◆ **Aim of the exercise**:
Each entry is to be retyped exactly as it appears, and each image is to be dropped.
§
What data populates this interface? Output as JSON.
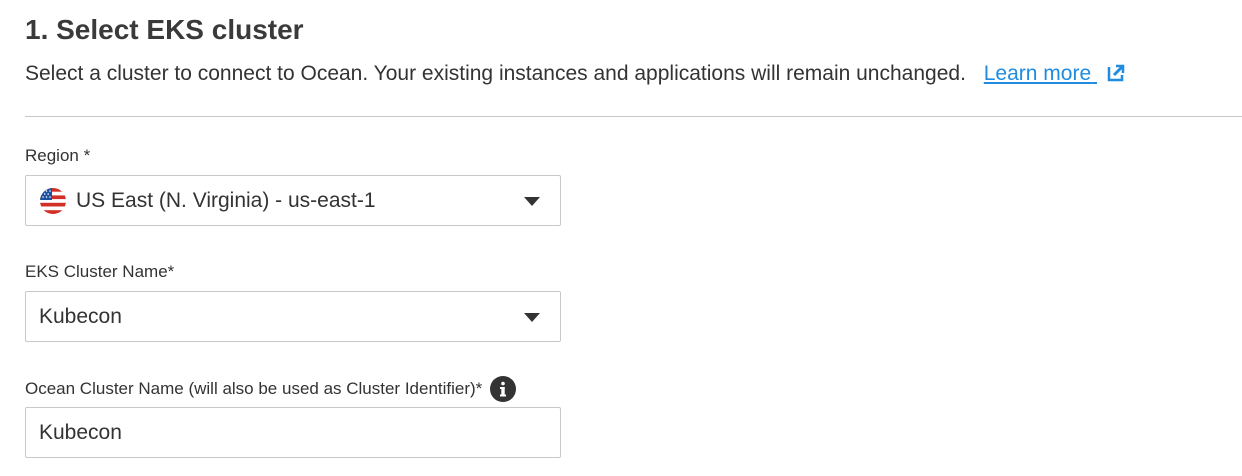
{
  "header": {
    "title": "1. Select EKS cluster",
    "subtitle": "Select a cluster to connect to Ocean. Your existing instances and applications will remain unchanged.",
    "learn_more": "Learn more",
    "link_color": "#1f8ce0"
  },
  "form": {
    "region": {
      "label": "Region *",
      "value": "US East (N. Virginia) - us-east-1",
      "flag_icon": "us-flag-icon"
    },
    "eks_cluster": {
      "label": "EKS Cluster Name*",
      "value": "Kubecon"
    },
    "ocean_cluster": {
      "label": "Ocean Cluster Name (will also be used as Cluster Identifier)*",
      "value": "Kubecon",
      "info_icon": "info-icon"
    }
  }
}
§
◆ **Task answer**:
What data populates this interface? Output as JSON.
{
  "header": {
    "title": "1. Select EKS cluster",
    "subtitle": "Select a cluster to connect to Ocean. Your existing instances and applications will remain unchanged.",
    "learn_more": "Learn more",
    "link_color": "#1f8ce0"
  },
  "form": {
    "region": {
      "label": "Region *",
      "value": "US East (N. Virginia) - us-east-1",
      "flag_icon": "us-flag-icon"
    },
    "eks_cluster": {
      "label": "EKS Cluster Name*",
      "value": "Kubecon"
    },
    "ocean_cluster": {
      "label": "Ocean Cluster Name (will also be used as Cluster Identifier)*",
      "value": "Kubecon",
      "info_icon": "info-icon"
    }
  }
}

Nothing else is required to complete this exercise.